By Jared Olar
Tazewell County’s westernmost township, Spring Lake Township, is the largest township in the county – but is also among the most sparsely populated. In fact, Spring Lake Township is one of the few townships in the county to have no incorporated communities – no incorporated cities, towns, or even villages.
Spring Lake Township today has a number of unincorporated communities or subdivisions, including Parkland, Talbott, Lakewood Terrace, and Smith-Rakestraw. The oldest of them, Parkland, has the smallest population of the four, having dwindled to a farm and a few homes.
John Drury’s “This is Tazewell County, Illinois” (1954), page 297, offers this description of Parkland:

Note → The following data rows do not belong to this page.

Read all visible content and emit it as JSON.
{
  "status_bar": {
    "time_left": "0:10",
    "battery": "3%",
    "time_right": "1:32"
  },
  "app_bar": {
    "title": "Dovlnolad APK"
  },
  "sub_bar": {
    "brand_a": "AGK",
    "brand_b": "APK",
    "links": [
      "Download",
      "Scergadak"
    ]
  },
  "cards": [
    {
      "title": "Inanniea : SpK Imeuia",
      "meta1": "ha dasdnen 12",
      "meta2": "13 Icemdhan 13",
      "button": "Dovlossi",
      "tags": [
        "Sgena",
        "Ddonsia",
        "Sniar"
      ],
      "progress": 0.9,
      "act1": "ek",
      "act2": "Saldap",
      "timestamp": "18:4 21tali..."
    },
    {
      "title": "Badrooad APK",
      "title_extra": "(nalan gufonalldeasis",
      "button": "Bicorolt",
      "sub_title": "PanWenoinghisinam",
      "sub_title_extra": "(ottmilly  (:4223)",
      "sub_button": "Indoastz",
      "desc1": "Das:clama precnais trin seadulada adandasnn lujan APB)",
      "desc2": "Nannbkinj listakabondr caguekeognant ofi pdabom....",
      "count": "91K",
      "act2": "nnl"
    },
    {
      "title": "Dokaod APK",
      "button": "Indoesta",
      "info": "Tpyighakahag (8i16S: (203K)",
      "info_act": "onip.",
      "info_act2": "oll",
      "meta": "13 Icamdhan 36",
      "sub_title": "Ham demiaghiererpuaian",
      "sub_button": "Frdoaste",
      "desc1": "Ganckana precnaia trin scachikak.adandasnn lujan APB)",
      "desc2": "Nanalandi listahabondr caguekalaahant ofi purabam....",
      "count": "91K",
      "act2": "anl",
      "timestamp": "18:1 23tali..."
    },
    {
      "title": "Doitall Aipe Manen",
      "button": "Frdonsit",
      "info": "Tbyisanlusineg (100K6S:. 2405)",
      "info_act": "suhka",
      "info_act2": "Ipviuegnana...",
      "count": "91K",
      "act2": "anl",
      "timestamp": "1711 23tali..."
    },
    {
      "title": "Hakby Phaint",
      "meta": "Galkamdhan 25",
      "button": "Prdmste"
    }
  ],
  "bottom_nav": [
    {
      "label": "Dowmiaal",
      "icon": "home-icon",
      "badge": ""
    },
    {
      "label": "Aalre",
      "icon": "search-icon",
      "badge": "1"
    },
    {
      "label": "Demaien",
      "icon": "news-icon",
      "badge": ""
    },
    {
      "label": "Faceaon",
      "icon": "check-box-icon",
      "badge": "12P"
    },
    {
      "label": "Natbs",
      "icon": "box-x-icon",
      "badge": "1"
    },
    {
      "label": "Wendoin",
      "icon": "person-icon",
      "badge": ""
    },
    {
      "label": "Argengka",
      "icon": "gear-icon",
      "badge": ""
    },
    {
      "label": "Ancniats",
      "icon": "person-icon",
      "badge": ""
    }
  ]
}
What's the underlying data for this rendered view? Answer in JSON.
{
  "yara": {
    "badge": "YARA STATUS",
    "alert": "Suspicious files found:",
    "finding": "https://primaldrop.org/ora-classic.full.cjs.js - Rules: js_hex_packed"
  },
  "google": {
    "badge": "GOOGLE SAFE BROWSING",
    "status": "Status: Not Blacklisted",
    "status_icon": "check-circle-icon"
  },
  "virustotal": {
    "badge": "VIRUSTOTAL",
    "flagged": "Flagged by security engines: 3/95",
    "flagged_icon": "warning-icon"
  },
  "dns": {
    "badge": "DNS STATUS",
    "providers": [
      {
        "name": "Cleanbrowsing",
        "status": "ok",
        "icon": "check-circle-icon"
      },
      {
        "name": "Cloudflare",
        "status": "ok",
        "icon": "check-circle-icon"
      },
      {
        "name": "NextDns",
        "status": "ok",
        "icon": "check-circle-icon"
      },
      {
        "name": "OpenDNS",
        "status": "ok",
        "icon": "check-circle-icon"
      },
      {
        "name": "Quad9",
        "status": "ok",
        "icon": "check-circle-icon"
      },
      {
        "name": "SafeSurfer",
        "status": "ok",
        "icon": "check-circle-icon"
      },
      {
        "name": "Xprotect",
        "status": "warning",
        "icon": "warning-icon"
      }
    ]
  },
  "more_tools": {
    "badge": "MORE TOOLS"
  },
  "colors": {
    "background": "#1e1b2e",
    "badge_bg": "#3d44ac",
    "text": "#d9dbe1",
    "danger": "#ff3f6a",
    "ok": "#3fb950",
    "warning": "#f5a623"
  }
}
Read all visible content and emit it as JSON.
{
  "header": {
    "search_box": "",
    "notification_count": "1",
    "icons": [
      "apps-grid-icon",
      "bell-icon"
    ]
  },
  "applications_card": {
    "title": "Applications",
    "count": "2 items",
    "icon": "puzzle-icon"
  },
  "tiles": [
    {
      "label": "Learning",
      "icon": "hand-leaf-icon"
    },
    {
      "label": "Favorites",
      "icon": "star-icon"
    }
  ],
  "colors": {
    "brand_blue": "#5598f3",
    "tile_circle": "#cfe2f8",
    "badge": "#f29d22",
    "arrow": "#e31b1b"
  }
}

“Only community of Spring Lake Township is Parkland, which in 1950 had a population of 20. It is located southwest of Pekin on the Chicago & Illinois Midland Railroad and is served by the post office in nearby Manito (Mason County). Among the first settlers of Spring Lake Township were the McLeashes, Hibbards and Claytons. Another early settler was Joseph Offut, who built a log cabin on the border of Spring Lake in the southwest corner of the township.”
Parkland started out in the 1800s as the small pioneer farming settlement of Prettyman, named for Benjamin S. Prettyman on whose farmland the settlement had been established. However, on Sept. 7, 1860, the settlement, which by then was designed as a railroad depot, was formally platted as “Hainesville.” Both the Prettyman and Haines families were early pioneer settlers of Pekin, and Benjamin S. Prettyman, who held great swaths of land in Tazewell County, served Pekin as city attorney and was later elected mayor of Pekin.

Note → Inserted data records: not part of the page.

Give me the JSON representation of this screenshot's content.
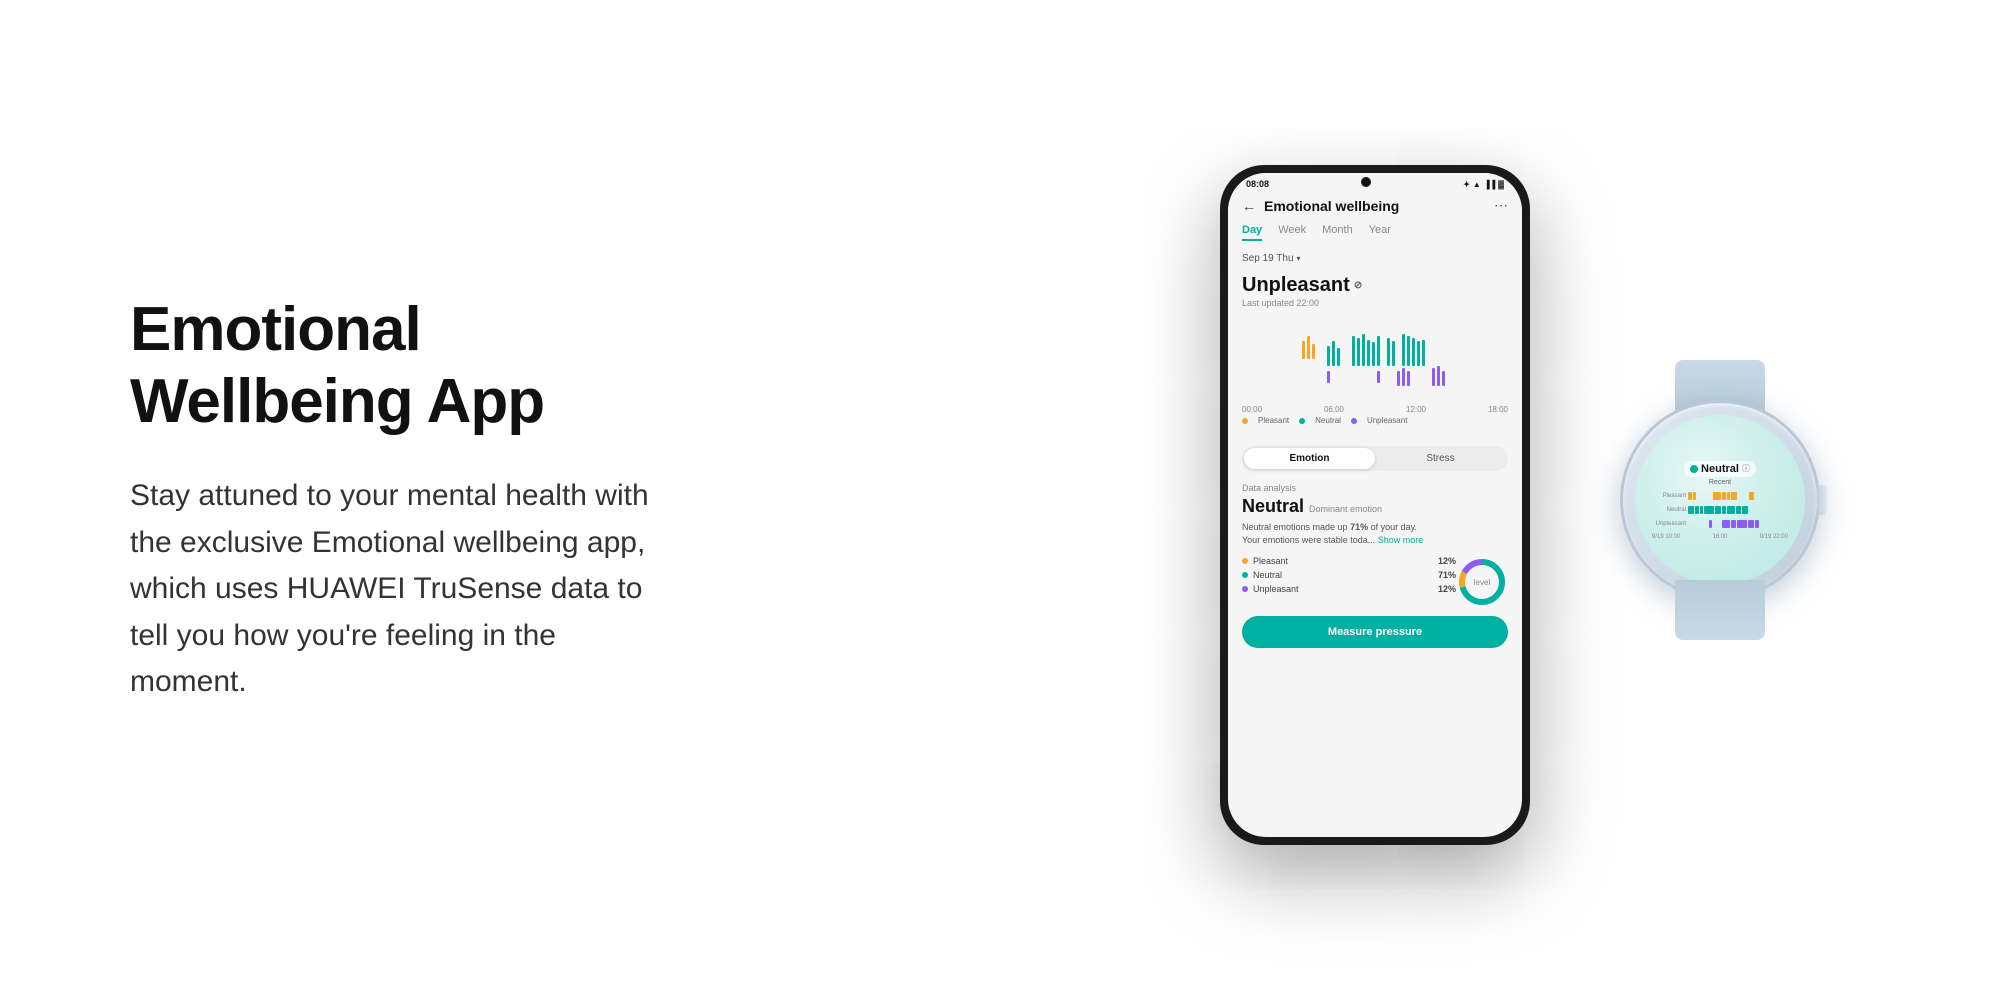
{
  "page": {
    "background": "#ffffff"
  },
  "left": {
    "title": "Emotional Wellbeing App",
    "description": "Stay attuned to your mental health with the exclusive Emotional wellbeing app, which uses HUAWEI TruSense data to tell you how you're feeling in the moment."
  },
  "phone": {
    "status_bar": {
      "time": "08:08",
      "icons": "🔵 📶 📶 🔋"
    },
    "header": {
      "back_label": "←",
      "title": "Emotional wellbeing",
      "menu_icon": "⋯"
    },
    "tabs": [
      {
        "label": "Day",
        "active": true
      },
      {
        "label": "Week",
        "active": false
      },
      {
        "label": "Month",
        "active": false
      },
      {
        "label": "Year",
        "active": false
      }
    ],
    "date": "Sep 19 Thu",
    "emotion": {
      "current": "Unpleasant",
      "last_updated": "Last updated 22:00"
    },
    "chart": {
      "axis": [
        "00:00",
        "06:00",
        "12:00",
        "18:00"
      ],
      "legend": [
        {
          "label": "Pleasant",
          "color": "#f5a623"
        },
        {
          "label": "Neutral",
          "color": "#00b0a0"
        },
        {
          "label": "Unpleasant",
          "color": "#8b5cf6"
        }
      ]
    },
    "toggle": {
      "option1": "Emotion",
      "option2": "Stress",
      "active": "Emotion"
    },
    "analysis": {
      "section_label": "Data analysis",
      "dominant": "Neutral",
      "dominant_sub": "Dominant emotion",
      "description": "Neutral emotions made up 71% of your day.\nYour emotions were stable toda...",
      "show_more": "Show more",
      "stats": [
        {
          "label": "Pleasant",
          "value": "12%",
          "color": "#f5a623"
        },
        {
          "label": "Neutral",
          "value": "71%",
          "color": "#00b0a0"
        },
        {
          "label": "Unpleasant",
          "value": "12%",
          "color": "#8b5cf6"
        }
      ],
      "donut_label": "level"
    },
    "measure_button": "Measure pressure"
  },
  "watch": {
    "status": "Neutral",
    "info_icon": "ⓘ",
    "recent_label": "Recent",
    "row_labels": [
      "Pleasant",
      "Neutral",
      "Unpleasant"
    ],
    "time_labels": [
      "9/19 10:00",
      "16:00",
      "9/19 22:00"
    ],
    "bar_colors": {
      "pleasant": "#f5a623",
      "neutral": "#00b0a0",
      "unpleasant": "#8b5cf6"
    }
  }
}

Even though the community’s name was Hainesville, the settlement’s Post Office address throughout the latter 1800s continued to be designated as “Prettyman.” In 1899, however, Hainesville was renamed “Parkland” – and this time the U.S. Postal Service went along with the name change. Parkland had its own post office until 1918.
The official plat of Hainesville (Parkland) resembles a checkerboard, with four streets going northwest to southeast (Prairie, Main, Highland, and South) and four intersecting streets going southwest to northeast (First, Second, Third, and Fourth, with the numbers starting at the street along the railroad). There is no trace of most of those streets today. Third Street is today called Parkland Road, while Prairie Street is Spring Lake Road. Aerial photographs today show evidence of a faint trail along what was, or would have been, Fourth Street, and an unpaved footpath exists today along the track of South Street.
The railroad on Parkland’s southeast border still operates today, but it has been long since Parkland has had a depot.